Yeah. So um a chapter I get asked about a lot too is called pumpkin spice proposals. And um I thought I would just mention about that pumpkin spice proposal to me is a proposal that just has too much unnecessary stuff in it. And you know sometimes you just need the coffee, you don’t need the pumpkin spice. Right? So I challenge people, look at your proposals. You know, is there the feedback I get a lot from corporate decision makers? Is there too much clip art in it. Are you using their logo over and over? You know I have one gentleman I worked with. that’s what the Fortune 500 he said, I don’t need, I know what my logo is. I know what my company does. You don’t have to put the about us in there. I I get it. Just tell me what it is you want and why us. Um I think good proposals are no more than five pages. Um use a good size font. I think in the book I reference like 11 or 12 point font, Ariel times, new roman calibri as possible. Don’t get too creative. And I know this is tough for people because there’s a lot of seminars out there about proposal templates and you know, there’s a lot of training around it. I just like to keep it simple and that seems to resonate, you know, with a lot of the Fortune five hundred’s that I’ve worked with. So I would like to leave people with, take a look at your proposals. And is there too much pumpkin spice and just not enough
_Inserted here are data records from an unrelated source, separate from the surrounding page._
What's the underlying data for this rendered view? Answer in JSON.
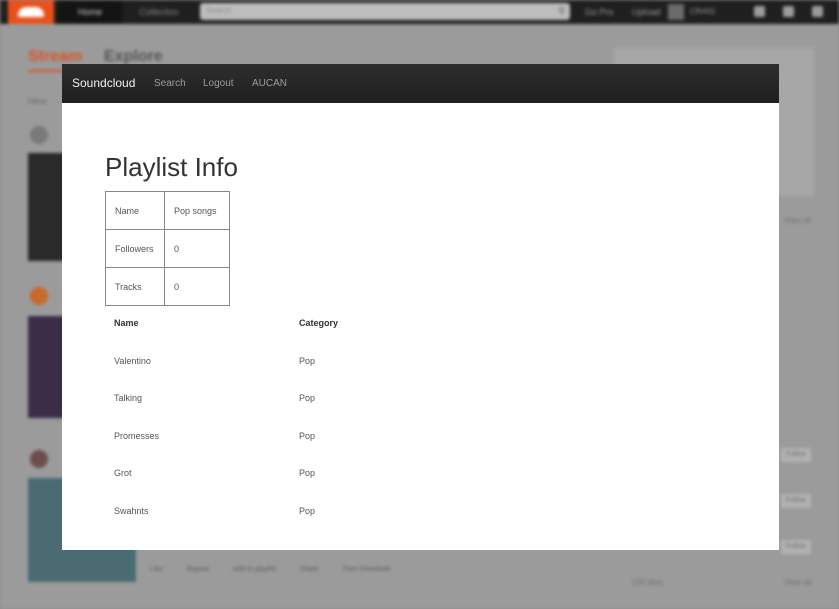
{
  "background": {
    "topbar": {
      "home": "Home",
      "collection": "Collection",
      "search_placeholder": "Search",
      "go_pro": "Go Pro",
      "upload": "Upload",
      "user": "CRAIG"
    },
    "tabs": {
      "stream": "Stream",
      "explore": "Explore"
    },
    "hear": "Hear",
    "sidebar": {
      "view_all_1": "View all",
      "view_all_2": "View all",
      "likes_count": "226 likes",
      "follow": "Follow"
    },
    "actions": [
      "Like",
      "Repost",
      "Add to playlist",
      "Share",
      "Free Download"
    ]
  },
  "navbar": {
    "brand": "Soundcloud",
    "links": [
      "Search",
      "Logout",
      "AUCAN"
    ]
  },
  "title": "Playlist Info",
  "info": [
    {
      "key": "Name",
      "value": "Pop songs"
    },
    {
      "key": "Followers",
      "value": "0"
    },
    {
      "key": "Tracks",
      "value": "0"
    }
  ],
  "tracks_header": {
    "name": "Name",
    "category": "Category"
  },
  "tracks": [
    {
      "name": "Valentino",
      "category": "Pop"
    },
    {
      "name": "Talking",
      "category": "Pop"
    },
    {
      "name": "Promesses",
      "category": "Pop"
    },
    {
      "name": "Grot",
      "category": "Pop"
    },
    {
      "name": "Swahnts",
      "category": "Pop"
    }
  ]
}
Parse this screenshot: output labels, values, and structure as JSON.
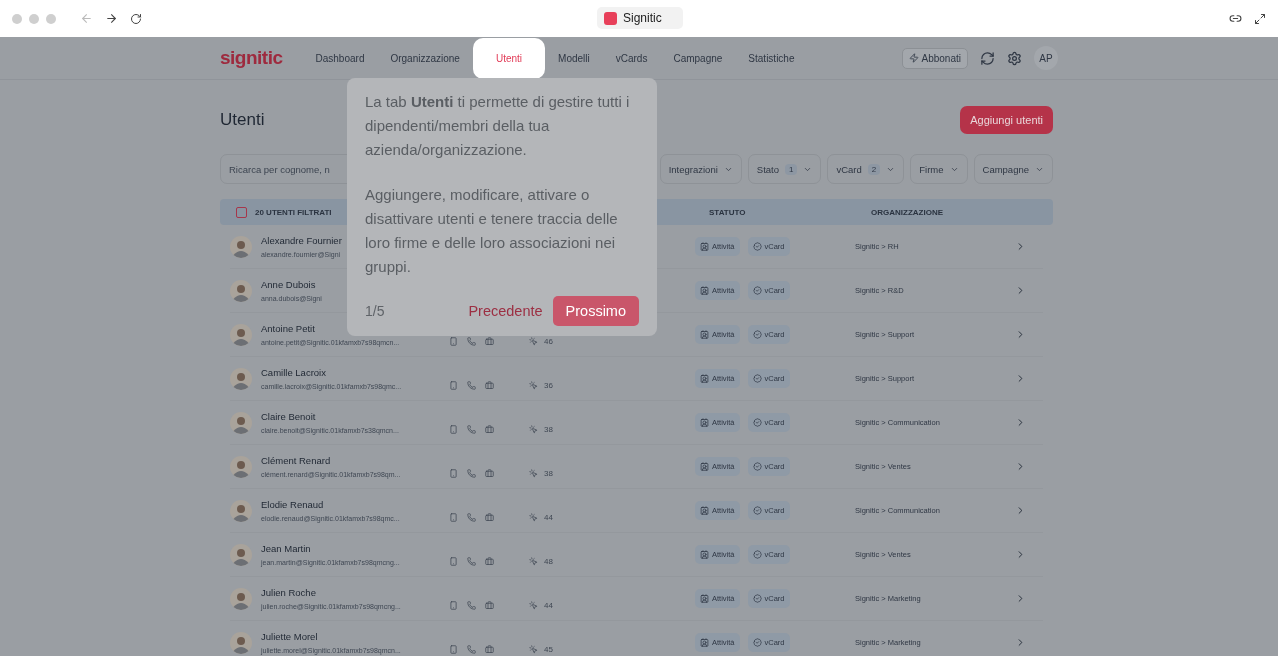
{
  "browser": {
    "tab_title": "Signitic"
  },
  "app": {
    "logo": "signitic",
    "nav": [
      {
        "label": "Dashboard",
        "selected": false
      },
      {
        "label": "Organizzazione",
        "selected": false
      },
      {
        "label": "Utenti",
        "selected": true
      },
      {
        "label": "Modelli",
        "selected": false
      },
      {
        "label": "vCards",
        "selected": false
      },
      {
        "label": "Campagne",
        "selected": false
      },
      {
        "label": "Statistiche",
        "selected": false
      }
    ],
    "subscribe_button": "Abbonati",
    "avatar": "AP"
  },
  "page": {
    "title": "Utenti",
    "add_button": "Aggiungi utenti",
    "search": {
      "placeholder": "Ricarca per cognome, n"
    },
    "filters": [
      {
        "label": "Integrazioni"
      },
      {
        "label": "Stato",
        "count": "1"
      },
      {
        "label": "vCard",
        "count": "2"
      },
      {
        "label": "Firme"
      },
      {
        "label": "Campagne"
      }
    ]
  },
  "table": {
    "select_all": {
      "checked": false,
      "label": "20 UTENTI FILTRATI"
    },
    "columns": [
      "STATUTO",
      "ORGANIZZAZIONE"
    ],
    "rows": [
      {
        "name": "Alexandre Fournier",
        "email": "alexandre.fournier@Signi",
        "status": [
          {
            "kind": "activity",
            "label": "Attività"
          },
          {
            "kind": "vcard",
            "label": "vCard"
          }
        ],
        "org": "Signitic > RH"
      },
      {
        "name": "Anne Dubois",
        "email": "anna.dubois@Signi",
        "status": [
          {
            "kind": "activity",
            "label": "Attività"
          },
          {
            "kind": "vcard",
            "label": "vCard"
          }
        ],
        "org": "Signitic > R&D"
      },
      {
        "name": "Antoine Petit",
        "email": "antoine.petit@Signitic.01kfamxb7s98qmcn...",
        "count": "46",
        "status": [
          {
            "kind": "activity",
            "label": "Attività"
          },
          {
            "kind": "vcard",
            "label": "vCard"
          }
        ],
        "org": "Signitic > Support"
      },
      {
        "name": "Camille Lacroix",
        "email": "camille.lacroix@Signitic.01kfamxb7s98qmc...",
        "count": "36",
        "status": [
          {
            "kind": "activity",
            "label": "Attività"
          },
          {
            "kind": "vcard",
            "label": "vCard"
          }
        ],
        "org": "Signitic > Support"
      },
      {
        "name": "Claire Benoit",
        "email": "claire.benoit@Signitic.01kfamxb7s38qmcn...",
        "count": "38",
        "status": [
          {
            "kind": "activity",
            "label": "Attività"
          },
          {
            "kind": "vcard",
            "label": "vCard"
          }
        ],
        "org": "Signitic > Communication"
      },
      {
        "name": "Clément Renard",
        "email": "clément.renard@Signitic.01kfamxb7s98qm...",
        "count": "38",
        "status": [
          {
            "kind": "activity",
            "label": "Attività"
          },
          {
            "kind": "vcard",
            "label": "vCard"
          }
        ],
        "org": "Signitic > Ventes"
      },
      {
        "name": "Elodie Renaud",
        "email": "elodie.renaud@Signitic.01kfamxb7s98qmc...",
        "count": "44",
        "status": [
          {
            "kind": "activity",
            "label": "Attività"
          },
          {
            "kind": "vcard",
            "label": "vCard"
          }
        ],
        "org": "Signitic > Communication"
      },
      {
        "name": "Jean Martin",
        "email": "jean.martin@Signitic.01kfamxb7s98qmcng...",
        "count": "48",
        "status": [
          {
            "kind": "activity",
            "label": "Attività"
          },
          {
            "kind": "vcard",
            "label": "vCard"
          }
        ],
        "org": "Signitic > Ventes"
      },
      {
        "name": "Julien Roche",
        "email": "julien.roche@Signitic.01kfamxb7s98qmcng...",
        "count": "44",
        "status": [
          {
            "kind": "activity",
            "label": "Attività"
          },
          {
            "kind": "vcard",
            "label": "vCard"
          }
        ],
        "org": "Signitic > Marketing"
      },
      {
        "name": "Juliette Morel",
        "email": "juliette.morel@Signitic.01kfamxb7s98qmcn...",
        "count": "45",
        "status": [
          {
            "kind": "activity",
            "label": "Attività"
          },
          {
            "kind": "vcard",
            "label": "vCard"
          }
        ],
        "org": "Signitic > Marketing"
      }
    ]
  },
  "tour": {
    "paragraphs": [
      "La tab **Utenti** ti permette di gestire tutti i dipendenti/membri della tua azienda/organizzazione.",
      "Aggiungere, modificare, attivare o disattivare utenti e tenere traccia delle loro firme e delle loro associazioni nei gruppi."
    ],
    "step": "1/5",
    "prev_button": "Precedente",
    "next_button": "Prossimo"
  }
}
[00:56:22.65] spk_0:
coffee, Mimi, momo, periwinkle zombies, pumpkin spice proposals

[00:56:27.58] spk_1:
all

[00:56:28.36] spk_0:
uh it’s all in the book. The book is uh the boardroom Playbook, You’ll find it at the growth owl dot com where you’ll also find Laurie. Thank

[00:56:39.81] spk_1:
you

[00:57:37.29] spk_0:
amazon two. Okay, amazon. And uh there’s a little site called amazon and then you could go to the growth owl dot com if you want to go there. Thank you very much Lori it’s a real pleasure next week thought leadership and content strategy. If you missed any part of this week’s show, I Beseech you find it at tony-martignetti dot com. We’re sponsored by turn to communications pr and content for nonprofits. Your story is their mission turn hyphen two dot c o. Our creative producer is Claire Meyerhoff shows social media is by Susan Chavez. Mark Silverman is our web guy and this music is by scott Stein. Thank you for that. Affirmation Scotty B with me next week for nonprofit radio big nonprofit ideas for the other 95 go out and be great.